__ASSIGNMENT__
Line by line, return the data exactly as shown.

__PROVIDED ENTRIES__
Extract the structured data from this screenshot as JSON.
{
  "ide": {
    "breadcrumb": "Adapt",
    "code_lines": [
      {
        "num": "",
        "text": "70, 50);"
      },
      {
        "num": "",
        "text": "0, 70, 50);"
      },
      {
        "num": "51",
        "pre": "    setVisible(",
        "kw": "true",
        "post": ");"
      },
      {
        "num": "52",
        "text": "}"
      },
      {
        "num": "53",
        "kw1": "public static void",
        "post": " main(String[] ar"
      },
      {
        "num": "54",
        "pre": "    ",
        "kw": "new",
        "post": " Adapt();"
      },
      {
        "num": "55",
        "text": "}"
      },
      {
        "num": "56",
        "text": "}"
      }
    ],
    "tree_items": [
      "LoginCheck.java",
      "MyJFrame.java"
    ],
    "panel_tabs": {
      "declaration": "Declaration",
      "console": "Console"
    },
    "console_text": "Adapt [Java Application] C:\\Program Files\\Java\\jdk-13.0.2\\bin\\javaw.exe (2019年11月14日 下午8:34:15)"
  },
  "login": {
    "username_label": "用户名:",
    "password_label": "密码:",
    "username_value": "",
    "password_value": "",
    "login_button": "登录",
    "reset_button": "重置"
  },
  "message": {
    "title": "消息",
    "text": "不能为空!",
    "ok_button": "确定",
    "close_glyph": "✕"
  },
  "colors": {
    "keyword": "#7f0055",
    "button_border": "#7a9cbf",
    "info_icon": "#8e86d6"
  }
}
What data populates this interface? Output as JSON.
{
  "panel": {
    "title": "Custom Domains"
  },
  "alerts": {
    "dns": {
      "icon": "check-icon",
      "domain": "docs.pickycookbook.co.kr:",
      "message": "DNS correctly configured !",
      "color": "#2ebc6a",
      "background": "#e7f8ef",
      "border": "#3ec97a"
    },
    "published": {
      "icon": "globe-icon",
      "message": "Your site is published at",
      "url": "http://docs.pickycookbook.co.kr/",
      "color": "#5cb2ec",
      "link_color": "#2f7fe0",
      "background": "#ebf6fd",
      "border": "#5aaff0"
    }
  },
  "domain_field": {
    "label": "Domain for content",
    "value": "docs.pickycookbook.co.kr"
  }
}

__TASK SOLUTION__
Extract the structured data from this screenshot as JSON.
{
  "ide": {
    "breadcrumb": "Adapt",
    "code_lines": [
      {
        "num": "",
        "text": "70, 50);"
      },
      {
        "num": "",
        "text": "0, 70, 50);"
      },
      {
        "num": "51",
        "pre": "    setVisible(",
        "kw": "true",
        "post": ");"
      },
      {
        "num": "52",
        "text": "}"
      },
      {
        "num": "53",
        "kw1": "public static void",
        "post": " main(String[] ar"
      },
      {
        "num": "54",
        "pre": "    ",
        "kw": "new",
        "post": " Adapt();"
      },
      {
        "num": "55",
        "text": "}"
      },
      {
        "num": "56",
        "text": "}"
      }
    ],
    "tree_items": [
      "LoginCheck.java",
      "MyJFrame.java"
    ],
    "panel_tabs": {
      "declaration": "Declaration",
      "console": "Console"
    },
    "console_text": "Adapt [Java Application] C:\\Program Files\\Java\\jdk-13.0.2\\bin\\javaw.exe (2019年11月14日 下午8:34:15)"
  },
  "login": {
    "username_label": "用户名:",
    "password_label": "密码:",
    "username_value": "",
    "password_value": "",
    "login_button": "登录",
    "reset_button": "重置"
  },
  "message": {
    "title": "消息",
    "text": "不能为空!",
    "ok_button": "确定",
    "close_glyph": "✕"
  },
  "colors": {
    "keyword": "#7f0055",
    "button_border": "#7a9cbf",
    "info_icon": "#8e86d6"
  }
}
What data populates this interface? Output as JSON.
{
  "panel": {
    "title": "Custom Domains"
  },
  "alerts": {
    "dns": {
      "icon": "check-icon",
      "domain": "docs.pickycookbook.co.kr:",
      "message": "DNS correctly configured !",
      "color": "#2ebc6a",
      "background": "#e7f8ef",
      "border": "#3ec97a"
    },
    "published": {
      "icon": "globe-icon",
      "message": "Your site is published at",
      "url": "http://docs.pickycookbook.co.kr/",
      "color": "#5cb2ec",
      "link_color": "#2f7fe0",
      "background": "#ebf6fd",
      "border": "#5aaff0"
    }
  },
  "domain_field": {
    "label": "Domain for content",
    "value": "docs.pickycookbook.co.kr"
  }
}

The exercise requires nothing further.